Instructions to follow:
An exact copy of all the data is required.

+++ Data shown +++

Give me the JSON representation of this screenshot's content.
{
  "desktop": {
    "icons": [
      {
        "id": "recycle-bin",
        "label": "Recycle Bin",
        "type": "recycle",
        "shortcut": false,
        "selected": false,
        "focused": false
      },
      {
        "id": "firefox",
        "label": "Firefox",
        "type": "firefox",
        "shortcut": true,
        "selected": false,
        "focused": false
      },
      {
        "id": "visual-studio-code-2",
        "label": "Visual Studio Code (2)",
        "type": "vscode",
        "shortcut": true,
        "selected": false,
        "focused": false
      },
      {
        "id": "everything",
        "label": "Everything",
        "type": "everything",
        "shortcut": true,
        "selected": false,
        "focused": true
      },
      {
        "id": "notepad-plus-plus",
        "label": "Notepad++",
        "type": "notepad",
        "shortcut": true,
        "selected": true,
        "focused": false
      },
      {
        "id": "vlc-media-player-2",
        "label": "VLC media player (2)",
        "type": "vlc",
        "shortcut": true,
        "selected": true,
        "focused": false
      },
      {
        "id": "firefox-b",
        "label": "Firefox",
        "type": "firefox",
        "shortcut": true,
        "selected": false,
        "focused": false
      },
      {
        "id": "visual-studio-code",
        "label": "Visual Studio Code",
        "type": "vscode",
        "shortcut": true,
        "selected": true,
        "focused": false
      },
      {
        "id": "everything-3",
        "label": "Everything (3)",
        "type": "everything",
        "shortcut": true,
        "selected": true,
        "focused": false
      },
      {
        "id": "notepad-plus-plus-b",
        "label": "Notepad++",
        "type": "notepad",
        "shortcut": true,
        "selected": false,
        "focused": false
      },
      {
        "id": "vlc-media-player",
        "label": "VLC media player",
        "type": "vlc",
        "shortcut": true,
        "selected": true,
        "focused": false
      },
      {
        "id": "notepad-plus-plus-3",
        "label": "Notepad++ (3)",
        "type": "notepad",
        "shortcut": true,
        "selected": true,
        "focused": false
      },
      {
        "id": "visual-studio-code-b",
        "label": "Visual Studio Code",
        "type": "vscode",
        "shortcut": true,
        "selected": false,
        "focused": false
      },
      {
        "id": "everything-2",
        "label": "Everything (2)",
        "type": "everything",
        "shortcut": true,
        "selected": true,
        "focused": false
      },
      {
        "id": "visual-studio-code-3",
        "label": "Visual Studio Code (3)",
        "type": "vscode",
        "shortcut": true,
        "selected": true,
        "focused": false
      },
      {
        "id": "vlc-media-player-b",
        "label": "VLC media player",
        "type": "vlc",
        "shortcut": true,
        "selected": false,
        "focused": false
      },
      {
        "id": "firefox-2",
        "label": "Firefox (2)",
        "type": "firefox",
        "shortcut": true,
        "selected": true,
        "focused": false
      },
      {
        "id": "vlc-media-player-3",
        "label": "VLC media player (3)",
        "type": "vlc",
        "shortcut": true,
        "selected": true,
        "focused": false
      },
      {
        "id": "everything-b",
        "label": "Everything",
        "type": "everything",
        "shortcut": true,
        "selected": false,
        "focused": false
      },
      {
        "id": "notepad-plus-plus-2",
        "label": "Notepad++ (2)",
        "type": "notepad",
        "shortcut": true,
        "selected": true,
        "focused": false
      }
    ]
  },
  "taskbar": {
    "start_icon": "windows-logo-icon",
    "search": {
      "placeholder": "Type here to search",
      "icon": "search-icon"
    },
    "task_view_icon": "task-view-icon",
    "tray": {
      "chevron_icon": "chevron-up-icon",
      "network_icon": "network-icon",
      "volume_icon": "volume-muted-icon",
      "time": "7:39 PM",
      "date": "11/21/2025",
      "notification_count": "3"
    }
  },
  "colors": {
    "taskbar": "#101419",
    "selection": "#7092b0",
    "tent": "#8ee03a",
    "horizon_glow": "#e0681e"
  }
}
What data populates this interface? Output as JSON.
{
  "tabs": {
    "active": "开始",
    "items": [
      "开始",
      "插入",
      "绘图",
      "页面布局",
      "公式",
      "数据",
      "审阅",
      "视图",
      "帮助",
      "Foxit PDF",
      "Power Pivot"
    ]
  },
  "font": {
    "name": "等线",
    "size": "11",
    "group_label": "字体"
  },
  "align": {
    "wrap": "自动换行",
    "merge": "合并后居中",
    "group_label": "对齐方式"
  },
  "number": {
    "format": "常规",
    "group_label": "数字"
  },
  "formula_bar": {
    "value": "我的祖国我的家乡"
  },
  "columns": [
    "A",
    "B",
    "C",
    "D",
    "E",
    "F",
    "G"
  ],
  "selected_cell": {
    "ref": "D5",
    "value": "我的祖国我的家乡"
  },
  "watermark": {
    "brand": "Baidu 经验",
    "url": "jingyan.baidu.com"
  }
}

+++

Problem solution:
Give me the JSON representation of this screenshot's content.
{
  "desktop": {
    "icons": [
      {
        "id": "recycle-bin",
        "label": "Recycle Bin",
        "type": "recycle",
        "shortcut": false,
        "selected": false,
        "focused": false
      },
      {
        "id": "firefox",
        "label": "Firefox",
        "type": "firefox",
        "shortcut": true,
        "selected": false,
        "focused": false
      },
      {
        "id": "visual-studio-code-2",
        "label": "Visual Studio Code (2)",
        "type": "vscode",
        "shortcut": true,
        "selected": false,
        "focused": false
      },
      {
        "id": "everything",
        "label": "Everything",
        "type": "everything",
        "shortcut": true,
        "selected": false,
        "focused": true
      },
      {
        "id": "notepad-plus-plus",
        "label": "Notepad++",
        "type": "notepad",
        "shortcut": true,
        "selected": true,
        "focused": false
      },
      {
        "id": "vlc-media-player-2",
        "label": "VLC media player (2)",
        "type": "vlc",
        "shortcut": true,
        "selected": true,
        "focused": false
      },
      {
        "id": "firefox-b",
        "label": "Firefox",
        "type": "firefox",
        "shortcut": true,
        "selected": false,
        "focused": false
      },
      {
        "id": "visual-studio-code",
        "label": "Visual Studio Code",
        "type": "vscode",
        "shortcut": true,
        "selected": true,
        "focused": false
      },
      {
        "id": "everything-3",
        "label": "Everything (3)",
        "type": "everything",
        "shortcut": true,
        "selected": true,
        "focused": false
      },
      {
        "id": "notepad-plus-plus-b",
        "label": "Notepad++",
        "type": "notepad",
        "shortcut": true,
        "selected": false,
        "focused": false
      },
      {
        "id": "vlc-media-player",
        "label": "VLC media player",
        "type": "vlc",
        "shortcut": true,
        "selected": true,
        "focused": false
      },
      {
        "id": "notepad-plus-plus-3",
        "label": "Notepad++ (3)",
        "type": "notepad",
        "shortcut": true,
        "selected": true,
        "focused": false
      },
      {
        "id": "visual-studio-code-b",
        "label": "Visual Studio Code",
        "type": "vscode",
        "shortcut": true,
        "selected": false,
        "focused": false
      },
      {
        "id": "everything-2",
        "label": "Everything (2)",
        "type": "everything",
        "shortcut": true,
        "selected": true,
        "focused": false
      },
      {
        "id": "visual-studio-code-3",
        "label": "Visual Studio Code (3)",
        "type": "vscode",
        "shortcut": true,
        "selected": true,
        "focused": false
      },
      {
        "id": "vlc-media-player-b",
        "label": "VLC media player",
        "type": "vlc",
        "shortcut": true,
        "selected": false,
        "focused": false
      },
      {
        "id": "firefox-2",
        "label": "Firefox (2)",
        "type": "firefox",
        "shortcut": true,
        "selected": true,
        "focused": false
      },
      {
        "id": "vlc-media-player-3",
        "label": "VLC media player (3)",
        "type": "vlc",
        "shortcut": true,
        "selected": true,
        "focused": false
      },
      {
        "id": "everything-b",
        "label": "Everything",
        "type": "everything",
        "shortcut": true,
        "selected": false,
        "focused": false
      },
      {
        "id": "notepad-plus-plus-2",
        "label": "Notepad++ (2)",
        "type": "notepad",
        "shortcut": true,
        "selected": true,
        "focused": false
      }
    ]
  },
  "taskbar": {
    "start_icon": "windows-logo-icon",
    "search": {
      "placeholder": "Type here to search",
      "icon": "search-icon"
    },
    "task_view_icon": "task-view-icon",
    "tray": {
      "chevron_icon": "chevron-up-icon",
      "network_icon": "network-icon",
      "volume_icon": "volume-muted-icon",
      "time": "7:39 PM",
      "date": "11/21/2025",
      "notification_count": "3"
    }
  },
  "colors": {
    "taskbar": "#101419",
    "selection": "#7092b0",
    "tent": "#8ee03a",
    "horizon_glow": "#e0681e"
  }
}
What data populates this interface? Output as JSON.
{
  "tabs": {
    "active": "开始",
    "items": [
      "开始",
      "插入",
      "绘图",
      "页面布局",
      "公式",
      "数据",
      "审阅",
      "视图",
      "帮助",
      "Foxit PDF",
      "Power Pivot"
    ]
  },
  "font": {
    "name": "等线",
    "size": "11",
    "group_label": "字体"
  },
  "align": {
    "wrap": "自动换行",
    "merge": "合并后居中",
    "group_label": "对齐方式"
  },
  "number": {
    "format": "常规",
    "group_label": "数字"
  },
  "formula_bar": {
    "value": "我的祖国我的家乡"
  },
  "columns": [
    "A",
    "B",
    "C",
    "D",
    "E",
    "F",
    "G"
  ],
  "selected_cell": {
    "ref": "D5",
    "value": "我的祖国我的家乡"
  },
  "watermark": {
    "brand": "Baidu 经验",
    "url": "jingyan.baidu.com"
  }
}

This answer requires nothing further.